There has been a lot of hostility toward Yuschenko from the press for the past few days here because of comments he made--accusations really-- at a July 25th press conference. This article is representative and goes into a bit of the whys--Them's fightin' words...Mr. President.
The problem occurred when a reporter asked a question about Yuschenko's son. His son, according to news reports, drives an expensive BMW, has a large upper story flat here, owns a platinum cell phone worth around $25,000, frequents expensive nightclubs and bars and has bodyguards to accompany him. All of this at the age of 19 and with no apparent means of support to maintain him in that kind of life style.
Yuschenko responded accusing the reporter of being a hitman. He then made the defense that his son had the cell phone from a rich friend, that the car was a rental and that he was able to afford his lifestyle and the bodyguards because of a consulting contract.
The response by Yuschenko hit the press here like a ton of bricks, they feel, from the blind side. A lot of them supported the Orange revolution and considered themselves to be a part of the family. 300 of them have asked Yuschenko to apologize, a thing interesting in itself.
What about the question? Was it out of bounds? I don't think so. The basis of Yuschenko's whole appeal is to end corruption. Yet his son is able to get a consulting contract that allows him to rent an expensive car, live in a flat that is about 5 times the size of our fairly sizable apartment, and to live an expensive nightlife--all at the age of 19. The only kind of contract that would pay that amount of money would be one that is politically indefensible for Yuschenko, at least to my mind. All of this was the elephant in the room in some circles so it was legitimate to ask.
Did Yuschenko have to answer it? No and he shouldn't have. He should have deflected it by saying something about it being his son's own life or that he, like any parent, had only so much influence with a son who no longer lives at home. Something like that. To antagonize the press like he did was not a good thing to have done. And by answering the way he did, he takes the problem on himself. Maybe that is the way of a good parent, I haven't thought that one through. (And I think Yuschenko is a good man and an honest one.) But it isn't wise for someone needing to change a government and in many ways a whole culture.
The problem is that after the initial shock wears off, a shock, by the way, that wouldn't have been felt in the US or Britain, the press are going to not only investigate the son and that won't come out good--too many questions that seem like they cannot be answered with anything politically viable--but they will also not be giving Yuschenko a pass on anything. This is particularly bad because there is no real attempt by the government to make its case.
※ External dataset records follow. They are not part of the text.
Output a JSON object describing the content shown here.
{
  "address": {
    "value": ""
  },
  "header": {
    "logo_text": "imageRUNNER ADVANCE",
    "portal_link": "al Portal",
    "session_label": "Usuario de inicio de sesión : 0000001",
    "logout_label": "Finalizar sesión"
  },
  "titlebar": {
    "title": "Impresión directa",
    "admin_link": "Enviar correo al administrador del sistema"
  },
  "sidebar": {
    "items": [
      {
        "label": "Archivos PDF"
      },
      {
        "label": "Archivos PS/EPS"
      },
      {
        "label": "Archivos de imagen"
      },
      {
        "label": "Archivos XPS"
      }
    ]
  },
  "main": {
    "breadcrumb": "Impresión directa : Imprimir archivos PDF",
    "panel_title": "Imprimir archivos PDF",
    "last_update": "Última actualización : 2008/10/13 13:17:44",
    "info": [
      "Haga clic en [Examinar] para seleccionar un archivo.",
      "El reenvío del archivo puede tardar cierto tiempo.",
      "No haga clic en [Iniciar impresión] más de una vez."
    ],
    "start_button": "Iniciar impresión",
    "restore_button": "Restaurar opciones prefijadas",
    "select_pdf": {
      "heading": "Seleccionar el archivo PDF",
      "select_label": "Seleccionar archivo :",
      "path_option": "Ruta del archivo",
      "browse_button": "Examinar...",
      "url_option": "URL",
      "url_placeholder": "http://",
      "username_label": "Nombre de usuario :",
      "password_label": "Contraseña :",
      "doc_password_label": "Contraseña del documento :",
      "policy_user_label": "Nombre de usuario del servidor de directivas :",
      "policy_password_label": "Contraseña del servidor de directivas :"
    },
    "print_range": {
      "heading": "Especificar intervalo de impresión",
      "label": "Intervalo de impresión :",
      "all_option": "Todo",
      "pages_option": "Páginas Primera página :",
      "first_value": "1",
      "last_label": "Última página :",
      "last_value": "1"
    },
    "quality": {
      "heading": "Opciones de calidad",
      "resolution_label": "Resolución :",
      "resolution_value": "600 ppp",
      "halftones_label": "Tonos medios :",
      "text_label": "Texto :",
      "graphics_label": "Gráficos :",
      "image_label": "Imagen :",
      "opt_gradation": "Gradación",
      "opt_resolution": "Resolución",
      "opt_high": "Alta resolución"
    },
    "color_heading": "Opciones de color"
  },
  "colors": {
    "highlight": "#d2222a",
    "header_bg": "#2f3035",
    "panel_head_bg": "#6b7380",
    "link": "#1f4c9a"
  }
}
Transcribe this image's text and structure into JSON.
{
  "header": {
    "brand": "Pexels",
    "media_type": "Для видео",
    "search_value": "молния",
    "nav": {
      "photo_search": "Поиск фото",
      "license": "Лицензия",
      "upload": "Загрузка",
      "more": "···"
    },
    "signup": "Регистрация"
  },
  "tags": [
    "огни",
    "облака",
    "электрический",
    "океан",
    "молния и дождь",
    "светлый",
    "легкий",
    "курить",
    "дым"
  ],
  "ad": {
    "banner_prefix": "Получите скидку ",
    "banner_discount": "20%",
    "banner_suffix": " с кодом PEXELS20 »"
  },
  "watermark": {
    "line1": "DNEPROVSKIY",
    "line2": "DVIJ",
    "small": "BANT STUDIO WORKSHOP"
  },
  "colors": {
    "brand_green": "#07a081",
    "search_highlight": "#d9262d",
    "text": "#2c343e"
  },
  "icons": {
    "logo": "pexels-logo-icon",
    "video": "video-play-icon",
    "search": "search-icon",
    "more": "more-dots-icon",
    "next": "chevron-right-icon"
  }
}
If it has to overcome a negative by the press, this will not be a helpful thing, especially if things begin to turn south with the economy.
And it is Yuschenko that is the liberalizing force in the government just about the only one. If he is dogged at every step and has to make his case over the press, that will just set reform and liberalization all that much further behind, especially again since there has been no attempt to make any semblance of a case for ,much of anything in public.
Why pick a fight with the press on such a peripheral matter and such a small matter? Maybe Yuschenko is frustrated and that frustration just came out at that conference. If that is what happened, he would lose nothing by apologizing and probably gain a whole lot by doing it.
I support Yuschenko and have since the revolution. I think he's an honest man and a good one. And I think the task he has at hand is one that borders near the impossible, at least in the time frames that are there for him to do it. But I want to see him succeed. He deserves it and the people do too, especially them. Ukrainians have had to endure decades of hardships and still endure them. They deserve to have something better than what it is they have now.